### What you need to do:
If a line of the material holds the string "camera", please copy it.

_ _ _ _

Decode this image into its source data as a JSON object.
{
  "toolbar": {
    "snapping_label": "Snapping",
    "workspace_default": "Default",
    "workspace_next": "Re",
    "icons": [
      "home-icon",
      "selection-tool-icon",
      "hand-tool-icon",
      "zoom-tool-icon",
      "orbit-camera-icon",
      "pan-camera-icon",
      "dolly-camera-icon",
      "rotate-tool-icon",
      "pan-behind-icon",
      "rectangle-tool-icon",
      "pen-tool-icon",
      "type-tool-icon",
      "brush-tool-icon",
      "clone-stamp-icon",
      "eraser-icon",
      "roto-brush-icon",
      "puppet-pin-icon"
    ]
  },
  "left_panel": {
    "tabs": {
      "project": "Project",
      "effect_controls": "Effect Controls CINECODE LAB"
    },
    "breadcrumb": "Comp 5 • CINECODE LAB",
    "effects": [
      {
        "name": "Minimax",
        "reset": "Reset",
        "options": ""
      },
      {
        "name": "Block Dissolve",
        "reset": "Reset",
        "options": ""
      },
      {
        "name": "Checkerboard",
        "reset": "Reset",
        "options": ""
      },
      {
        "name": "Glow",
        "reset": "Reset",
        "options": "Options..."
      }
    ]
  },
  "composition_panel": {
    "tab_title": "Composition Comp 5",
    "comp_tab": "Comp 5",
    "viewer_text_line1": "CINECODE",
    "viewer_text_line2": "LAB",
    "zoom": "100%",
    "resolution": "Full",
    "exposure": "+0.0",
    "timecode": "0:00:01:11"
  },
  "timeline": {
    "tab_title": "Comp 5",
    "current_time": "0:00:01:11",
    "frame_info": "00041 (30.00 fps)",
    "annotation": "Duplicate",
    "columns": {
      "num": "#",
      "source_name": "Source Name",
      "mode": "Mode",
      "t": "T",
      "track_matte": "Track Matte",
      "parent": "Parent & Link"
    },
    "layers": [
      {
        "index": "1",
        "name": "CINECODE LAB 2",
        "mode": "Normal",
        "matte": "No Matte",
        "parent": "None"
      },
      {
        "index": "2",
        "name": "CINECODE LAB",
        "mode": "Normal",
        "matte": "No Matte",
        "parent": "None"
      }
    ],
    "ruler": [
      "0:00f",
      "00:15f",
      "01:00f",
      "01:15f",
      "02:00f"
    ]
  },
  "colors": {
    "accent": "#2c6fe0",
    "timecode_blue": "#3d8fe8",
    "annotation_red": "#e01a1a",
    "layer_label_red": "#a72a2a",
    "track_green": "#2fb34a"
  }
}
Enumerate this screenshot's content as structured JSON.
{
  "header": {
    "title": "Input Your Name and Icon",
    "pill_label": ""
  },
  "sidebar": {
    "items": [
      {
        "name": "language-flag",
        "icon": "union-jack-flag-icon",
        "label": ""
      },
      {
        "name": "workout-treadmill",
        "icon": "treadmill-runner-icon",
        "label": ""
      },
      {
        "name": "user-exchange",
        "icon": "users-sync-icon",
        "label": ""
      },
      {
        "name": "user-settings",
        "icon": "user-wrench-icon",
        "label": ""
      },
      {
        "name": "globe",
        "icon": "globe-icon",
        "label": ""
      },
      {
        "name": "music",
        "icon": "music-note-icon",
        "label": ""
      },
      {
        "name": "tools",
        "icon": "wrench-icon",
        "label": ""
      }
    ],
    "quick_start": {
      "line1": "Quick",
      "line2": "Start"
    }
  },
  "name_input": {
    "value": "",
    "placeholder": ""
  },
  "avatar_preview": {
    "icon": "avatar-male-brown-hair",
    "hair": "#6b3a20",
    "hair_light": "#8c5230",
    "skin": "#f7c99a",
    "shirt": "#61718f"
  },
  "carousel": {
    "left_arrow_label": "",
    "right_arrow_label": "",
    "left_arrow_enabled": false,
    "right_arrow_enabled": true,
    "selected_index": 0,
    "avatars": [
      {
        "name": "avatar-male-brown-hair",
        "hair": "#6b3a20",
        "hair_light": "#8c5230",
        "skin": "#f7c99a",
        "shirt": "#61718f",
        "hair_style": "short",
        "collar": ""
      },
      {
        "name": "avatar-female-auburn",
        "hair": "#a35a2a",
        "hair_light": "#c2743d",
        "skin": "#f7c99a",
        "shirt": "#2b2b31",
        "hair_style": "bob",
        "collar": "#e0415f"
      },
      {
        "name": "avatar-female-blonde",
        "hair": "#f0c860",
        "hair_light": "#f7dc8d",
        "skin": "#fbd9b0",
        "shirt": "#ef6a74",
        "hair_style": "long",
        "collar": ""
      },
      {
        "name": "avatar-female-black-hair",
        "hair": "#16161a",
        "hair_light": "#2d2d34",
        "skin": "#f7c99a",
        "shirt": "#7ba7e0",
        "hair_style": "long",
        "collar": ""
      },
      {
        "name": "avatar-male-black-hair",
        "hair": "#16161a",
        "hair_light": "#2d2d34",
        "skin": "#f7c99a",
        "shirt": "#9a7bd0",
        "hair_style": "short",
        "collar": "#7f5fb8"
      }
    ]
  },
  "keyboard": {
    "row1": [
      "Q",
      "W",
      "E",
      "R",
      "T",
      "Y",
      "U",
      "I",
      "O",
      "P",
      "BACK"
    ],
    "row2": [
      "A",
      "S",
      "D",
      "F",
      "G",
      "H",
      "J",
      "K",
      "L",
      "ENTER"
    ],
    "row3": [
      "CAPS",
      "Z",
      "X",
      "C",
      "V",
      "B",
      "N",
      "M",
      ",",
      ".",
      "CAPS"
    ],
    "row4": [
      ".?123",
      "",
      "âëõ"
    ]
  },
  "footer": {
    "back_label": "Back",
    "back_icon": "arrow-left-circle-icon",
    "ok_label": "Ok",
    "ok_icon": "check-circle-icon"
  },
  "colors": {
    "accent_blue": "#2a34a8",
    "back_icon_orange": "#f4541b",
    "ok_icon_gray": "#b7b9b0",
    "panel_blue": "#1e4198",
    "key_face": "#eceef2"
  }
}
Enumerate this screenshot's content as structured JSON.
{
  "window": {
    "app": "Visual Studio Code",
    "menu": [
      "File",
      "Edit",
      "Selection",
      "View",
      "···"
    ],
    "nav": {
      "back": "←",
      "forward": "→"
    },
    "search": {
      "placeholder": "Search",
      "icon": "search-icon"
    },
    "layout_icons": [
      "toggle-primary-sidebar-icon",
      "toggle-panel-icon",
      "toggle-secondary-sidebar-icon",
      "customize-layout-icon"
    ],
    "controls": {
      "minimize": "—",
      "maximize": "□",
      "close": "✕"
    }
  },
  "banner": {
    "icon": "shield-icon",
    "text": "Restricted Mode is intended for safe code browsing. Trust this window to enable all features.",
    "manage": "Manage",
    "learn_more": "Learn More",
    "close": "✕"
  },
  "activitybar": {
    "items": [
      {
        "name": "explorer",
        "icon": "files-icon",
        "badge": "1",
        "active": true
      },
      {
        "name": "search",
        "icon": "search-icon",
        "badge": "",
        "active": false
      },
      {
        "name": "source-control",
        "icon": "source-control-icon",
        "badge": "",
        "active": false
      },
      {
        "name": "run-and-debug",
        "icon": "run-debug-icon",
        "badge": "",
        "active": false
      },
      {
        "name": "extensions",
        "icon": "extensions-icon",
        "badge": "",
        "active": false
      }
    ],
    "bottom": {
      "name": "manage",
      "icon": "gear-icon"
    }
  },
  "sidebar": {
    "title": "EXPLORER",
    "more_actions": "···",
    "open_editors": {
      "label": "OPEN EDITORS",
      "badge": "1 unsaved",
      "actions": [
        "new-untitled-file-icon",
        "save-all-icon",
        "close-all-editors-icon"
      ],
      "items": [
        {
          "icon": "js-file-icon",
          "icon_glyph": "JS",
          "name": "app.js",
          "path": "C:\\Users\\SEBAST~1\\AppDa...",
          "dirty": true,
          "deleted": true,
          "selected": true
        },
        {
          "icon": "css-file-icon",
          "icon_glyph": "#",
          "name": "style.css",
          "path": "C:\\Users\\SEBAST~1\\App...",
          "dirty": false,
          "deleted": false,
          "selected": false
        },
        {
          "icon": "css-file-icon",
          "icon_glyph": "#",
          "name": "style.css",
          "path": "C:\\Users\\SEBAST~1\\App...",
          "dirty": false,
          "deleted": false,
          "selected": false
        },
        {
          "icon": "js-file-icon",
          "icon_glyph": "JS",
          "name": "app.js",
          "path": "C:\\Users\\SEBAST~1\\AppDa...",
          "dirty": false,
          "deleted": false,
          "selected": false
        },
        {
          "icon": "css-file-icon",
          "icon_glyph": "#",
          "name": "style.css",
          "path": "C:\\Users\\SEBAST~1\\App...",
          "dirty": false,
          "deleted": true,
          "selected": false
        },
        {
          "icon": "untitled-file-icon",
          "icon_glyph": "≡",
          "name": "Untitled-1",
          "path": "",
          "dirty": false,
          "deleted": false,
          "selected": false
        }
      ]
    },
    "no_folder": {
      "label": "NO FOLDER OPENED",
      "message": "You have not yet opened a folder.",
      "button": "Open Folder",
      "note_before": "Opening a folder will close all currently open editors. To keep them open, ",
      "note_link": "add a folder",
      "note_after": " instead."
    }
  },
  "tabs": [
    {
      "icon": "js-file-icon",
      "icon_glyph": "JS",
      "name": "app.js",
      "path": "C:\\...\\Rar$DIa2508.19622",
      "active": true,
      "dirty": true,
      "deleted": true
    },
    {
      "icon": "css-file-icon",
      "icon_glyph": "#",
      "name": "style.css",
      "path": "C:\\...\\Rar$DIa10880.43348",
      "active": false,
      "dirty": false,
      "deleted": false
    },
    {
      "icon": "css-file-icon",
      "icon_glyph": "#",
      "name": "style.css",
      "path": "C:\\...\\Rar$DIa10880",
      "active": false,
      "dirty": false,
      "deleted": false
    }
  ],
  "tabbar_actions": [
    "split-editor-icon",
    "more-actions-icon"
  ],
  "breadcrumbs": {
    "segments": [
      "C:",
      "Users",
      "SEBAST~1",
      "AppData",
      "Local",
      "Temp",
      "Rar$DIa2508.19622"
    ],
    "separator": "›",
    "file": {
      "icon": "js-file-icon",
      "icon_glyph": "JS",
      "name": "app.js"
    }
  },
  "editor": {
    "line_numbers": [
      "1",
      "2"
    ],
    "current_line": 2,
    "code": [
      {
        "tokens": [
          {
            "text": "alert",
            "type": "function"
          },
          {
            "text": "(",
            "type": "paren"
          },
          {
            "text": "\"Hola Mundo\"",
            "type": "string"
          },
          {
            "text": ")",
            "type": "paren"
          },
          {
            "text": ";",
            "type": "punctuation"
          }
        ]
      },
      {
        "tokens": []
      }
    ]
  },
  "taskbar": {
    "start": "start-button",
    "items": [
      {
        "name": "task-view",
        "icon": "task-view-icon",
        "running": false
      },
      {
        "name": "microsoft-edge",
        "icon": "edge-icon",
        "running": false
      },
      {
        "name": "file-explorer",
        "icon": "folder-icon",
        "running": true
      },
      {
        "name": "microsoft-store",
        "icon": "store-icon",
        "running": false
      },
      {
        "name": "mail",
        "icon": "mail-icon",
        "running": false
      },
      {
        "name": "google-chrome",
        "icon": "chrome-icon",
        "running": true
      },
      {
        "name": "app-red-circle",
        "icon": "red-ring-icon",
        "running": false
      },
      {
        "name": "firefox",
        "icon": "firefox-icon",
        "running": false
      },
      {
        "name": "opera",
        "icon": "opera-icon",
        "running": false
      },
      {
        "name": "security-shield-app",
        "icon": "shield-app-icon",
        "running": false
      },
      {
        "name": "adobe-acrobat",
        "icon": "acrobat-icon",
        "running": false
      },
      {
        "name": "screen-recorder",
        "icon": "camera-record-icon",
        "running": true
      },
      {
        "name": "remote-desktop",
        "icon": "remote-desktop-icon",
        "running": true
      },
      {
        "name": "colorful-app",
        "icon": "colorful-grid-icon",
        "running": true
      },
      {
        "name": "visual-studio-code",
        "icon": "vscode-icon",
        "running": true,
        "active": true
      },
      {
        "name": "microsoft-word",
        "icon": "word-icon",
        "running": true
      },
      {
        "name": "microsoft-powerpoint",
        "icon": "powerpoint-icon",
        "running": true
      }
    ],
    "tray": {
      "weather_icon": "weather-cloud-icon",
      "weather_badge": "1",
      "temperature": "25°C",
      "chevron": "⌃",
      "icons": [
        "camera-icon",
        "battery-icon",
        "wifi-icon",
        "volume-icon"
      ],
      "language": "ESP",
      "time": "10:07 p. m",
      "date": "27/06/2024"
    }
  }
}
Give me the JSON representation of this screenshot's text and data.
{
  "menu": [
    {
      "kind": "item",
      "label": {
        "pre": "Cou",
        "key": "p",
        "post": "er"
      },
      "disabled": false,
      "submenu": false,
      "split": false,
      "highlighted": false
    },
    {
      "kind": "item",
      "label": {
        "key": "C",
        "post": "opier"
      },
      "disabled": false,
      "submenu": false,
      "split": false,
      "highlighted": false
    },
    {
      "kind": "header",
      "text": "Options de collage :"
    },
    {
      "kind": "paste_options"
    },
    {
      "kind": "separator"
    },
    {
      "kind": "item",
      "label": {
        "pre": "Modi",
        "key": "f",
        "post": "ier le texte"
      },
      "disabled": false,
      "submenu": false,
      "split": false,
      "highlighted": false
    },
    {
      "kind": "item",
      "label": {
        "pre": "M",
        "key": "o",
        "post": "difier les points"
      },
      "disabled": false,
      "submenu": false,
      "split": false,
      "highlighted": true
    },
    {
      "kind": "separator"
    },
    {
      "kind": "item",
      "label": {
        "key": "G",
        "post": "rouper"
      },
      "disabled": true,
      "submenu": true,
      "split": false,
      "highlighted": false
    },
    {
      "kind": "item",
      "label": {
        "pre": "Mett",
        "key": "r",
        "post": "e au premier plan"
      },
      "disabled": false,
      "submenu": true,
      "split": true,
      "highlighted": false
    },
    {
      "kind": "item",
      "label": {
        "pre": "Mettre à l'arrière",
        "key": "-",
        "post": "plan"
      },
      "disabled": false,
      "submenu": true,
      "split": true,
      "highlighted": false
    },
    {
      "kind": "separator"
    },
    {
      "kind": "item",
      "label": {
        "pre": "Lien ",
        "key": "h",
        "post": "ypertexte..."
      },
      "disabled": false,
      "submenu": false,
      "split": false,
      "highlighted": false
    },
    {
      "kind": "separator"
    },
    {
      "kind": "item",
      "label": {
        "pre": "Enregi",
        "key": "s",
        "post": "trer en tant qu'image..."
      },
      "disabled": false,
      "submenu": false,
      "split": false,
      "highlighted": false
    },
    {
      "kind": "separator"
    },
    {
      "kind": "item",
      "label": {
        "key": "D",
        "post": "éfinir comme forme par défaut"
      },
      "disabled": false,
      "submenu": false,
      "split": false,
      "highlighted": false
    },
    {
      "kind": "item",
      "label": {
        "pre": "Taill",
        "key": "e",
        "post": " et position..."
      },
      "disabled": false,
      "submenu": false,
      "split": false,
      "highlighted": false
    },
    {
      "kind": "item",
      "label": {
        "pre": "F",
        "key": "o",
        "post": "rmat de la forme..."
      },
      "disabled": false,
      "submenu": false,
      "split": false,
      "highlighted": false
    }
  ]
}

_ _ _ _

### Output below:
      "orbit-camera-icon",
      "pan-camera-icon",
      "dolly-camera-icon",
        "icon": "camera-record-icon",
        "camera-icon",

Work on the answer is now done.